View from NTL
8 May 2000
If e-commerce is interpreted simply as doing business online, a legal team will have to consider three issues: its website, the services it wishes to sell and the services its customers wish to sell using its network.
While website issues have been addressed in the past, legal departments now have two key concerns: ensuring content is cleared in the same way as other marketing material; and user terms and the extent to which a site owner can exclude liability for negligence.
When it comes to selling products and services online, there are a host of legal issues. But it is worth pointing out that most issues apply regardless of the medium used to sell. For instance, whether a company is selling products online or by traditional methods, that company still needs to get legal advice on local laws affecting its product or service and its target market.
Communicating online terms and conditions to ensure that they are incorporated into the contract must be the biggest battle any lawyer has with the business in the e-commerce arena. No one in the business is interested in forcing the potential customer to scroll through pages of terms and conditions - but how else can a company legitimately argue that the terms are incorporated? An ideal situation would be for a company to have one set of consumer terms for all of its products, so any product-specific terms need to be brought to the attention of the customer before a contract is made. However, this is no different to contract law in any other medium, so the legal advice remains the same. Similarly with data protection issues - it is a question of timing to ensure that the consent is given at the appropriate time.
Access to the internet via the TV raises a whole new set of questions. TV-internet provides a comprehensive range of interactive services as well as email and the world wide web. Such a service forms a 'walled garden'. By this, I mean that a service provider will have signed content partner agreements with the content providers appearing within that walled garden. The content partners adapt their content, usually from their existing websites, so that it can be viewed from a TV rather than a PC. While many of our content partners are simply providing information to customers, others are selling products and services direct to our customers via the TV screen. The key e-commerce related issues that this has raised are:
l Who is a customer contracting with? A service provider does not sell groceries, books or CDs. Although content partners contract directly with our customers, a service provider has to ensure its customers are treated properly. For this reason, content partners should agree to a set of transaction service levels.
l Liability for content. Any service provider could well be involved in any action relating to the content on its interactive service. For this reason, the appropriate warranties and indemnities from content partners in relation to any content they put on to an interactive service are a must. This also covers the regulatory environment. If content partners wish to get access to customers via TV, they need to be aware of the regulatory as well as legal implications of adopting this medium.
The key factors in providing clear advice to the business in the area of e-commerce are a comprehensive knowledge of the product and an understanding of where the business is going with its e-commerce strategy. A member of a legal department should always sit on the project team - enabling them to raise issues at a very early stage and gain an in-depth understanding of the product. They should contribute to the project plan so that all the legal issues form part of the project rather than being treated as an afterthought. It is simply a question of adapting traditional solutions to the online world. In-house lawyers should find that as long as they can explain the issues clearly, the project team will come up with a number of solutions.

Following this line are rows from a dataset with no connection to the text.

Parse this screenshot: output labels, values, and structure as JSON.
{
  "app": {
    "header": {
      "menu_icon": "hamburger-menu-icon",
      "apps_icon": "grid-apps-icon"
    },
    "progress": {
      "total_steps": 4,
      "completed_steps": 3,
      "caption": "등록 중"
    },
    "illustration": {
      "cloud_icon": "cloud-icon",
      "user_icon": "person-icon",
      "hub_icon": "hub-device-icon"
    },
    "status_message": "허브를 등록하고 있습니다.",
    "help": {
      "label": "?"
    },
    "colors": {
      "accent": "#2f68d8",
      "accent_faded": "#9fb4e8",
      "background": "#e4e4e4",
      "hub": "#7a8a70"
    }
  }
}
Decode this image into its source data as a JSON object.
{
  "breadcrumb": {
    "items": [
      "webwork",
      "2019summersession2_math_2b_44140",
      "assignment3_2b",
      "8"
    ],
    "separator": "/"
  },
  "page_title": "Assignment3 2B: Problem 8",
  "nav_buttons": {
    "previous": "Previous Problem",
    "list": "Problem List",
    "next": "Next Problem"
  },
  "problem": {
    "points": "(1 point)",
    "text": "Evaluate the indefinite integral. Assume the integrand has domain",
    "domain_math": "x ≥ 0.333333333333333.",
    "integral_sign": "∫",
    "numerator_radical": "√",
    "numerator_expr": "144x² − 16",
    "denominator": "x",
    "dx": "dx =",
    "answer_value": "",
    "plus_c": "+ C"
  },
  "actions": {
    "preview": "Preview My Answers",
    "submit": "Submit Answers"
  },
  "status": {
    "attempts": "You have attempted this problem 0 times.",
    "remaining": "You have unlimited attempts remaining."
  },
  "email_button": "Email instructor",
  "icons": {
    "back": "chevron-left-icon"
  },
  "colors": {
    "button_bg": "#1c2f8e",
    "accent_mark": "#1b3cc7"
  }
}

Diane Connolly is principal legal adviser at ntl Group. She can be contacted at www.ntl.com